referred to as a radioallergosorbent test (RAST). The RAST measures the amount
of immunoglobin E (IgE) antibodies to particular allergens that are present in
Allergic rhinitis can be either seasonal or perennial, which
means they last all year.
There are different ways to treat allergic rhinitis.
Antihistamines effectively treat allergies. They
can also help prevent this condition because they block histamine formation in
the body. Some over-the-counter versions may be helpful, but remember to always
talk to your doctor before starting a new medication, especially if you take
other medications or have other medical conditions.
You can use decongestants over a short period of time to
help relieve stuffy nose and sinus pressure. Ask your doctor before use if you
have high blood pressure or genitourinary disease, such as an enlarged prostate.
Eye Drops and Nasal Sprays
You can temporarily use eye drops and nasal sprays to
relieve itchiness and other symptoms related to allergies. However, don’t use
either product on a long-term basis.
Your doctor may recommend immunotherapy if you have severe
allergies. This treatment is commonly known as allergy shots. You can use this
treatment plan in conjunction with medications to control your symptoms. These

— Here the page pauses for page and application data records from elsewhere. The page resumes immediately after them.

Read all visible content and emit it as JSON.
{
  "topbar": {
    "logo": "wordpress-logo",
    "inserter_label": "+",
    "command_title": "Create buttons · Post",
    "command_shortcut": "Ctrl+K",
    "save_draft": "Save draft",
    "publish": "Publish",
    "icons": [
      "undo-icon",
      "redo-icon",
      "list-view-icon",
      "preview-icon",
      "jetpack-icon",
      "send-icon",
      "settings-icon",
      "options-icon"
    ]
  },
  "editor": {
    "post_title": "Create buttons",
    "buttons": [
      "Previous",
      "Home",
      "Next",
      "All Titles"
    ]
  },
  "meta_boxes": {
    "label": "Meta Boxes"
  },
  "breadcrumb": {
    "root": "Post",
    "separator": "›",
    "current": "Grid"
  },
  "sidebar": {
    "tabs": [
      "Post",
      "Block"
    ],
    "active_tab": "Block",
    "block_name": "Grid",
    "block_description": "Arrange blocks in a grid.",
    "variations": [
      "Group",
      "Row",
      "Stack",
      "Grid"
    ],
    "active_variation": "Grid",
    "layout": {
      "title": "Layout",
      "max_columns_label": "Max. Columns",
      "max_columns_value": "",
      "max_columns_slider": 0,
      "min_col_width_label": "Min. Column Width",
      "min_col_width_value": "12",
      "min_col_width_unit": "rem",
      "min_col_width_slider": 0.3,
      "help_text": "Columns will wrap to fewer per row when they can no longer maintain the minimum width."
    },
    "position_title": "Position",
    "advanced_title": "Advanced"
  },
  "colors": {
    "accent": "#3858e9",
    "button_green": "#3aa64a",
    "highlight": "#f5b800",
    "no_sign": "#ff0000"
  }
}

shots decrease your immune response to particular allergens over time.
The best way to prevent allergy symptoms is to manage your
allergies before your body has a chance to adversely respond to substances. The
Academy of Allergy, Asthma, & Immunology (AAAAI) recommends starting
medications before seasonal allergy attacks. For example, if you are sensitive
to tree pollen in the spring, you may want to start taking antihistamines
before an allergic reaction has the chance to occur.
Another effective way to prevent allergic rhinitis is to
steer clear of the allergens that cause your symptoms. For instance, stay
indoors when pollen counts are high and take showers immediately after being
outside. Also, clean your home to remove pet dander, mold, and dust.
The outcome of treatment depends on your unique condition.
Seasonal allergic rhinitis is usually not severe, and you can manage it well
with medications. However, severe forms of this condition will likely require
long-term treatment. Some people may even develop sinusitis (inflamed nasal
passages that can cause breathing difficulties and pain) or asthma along with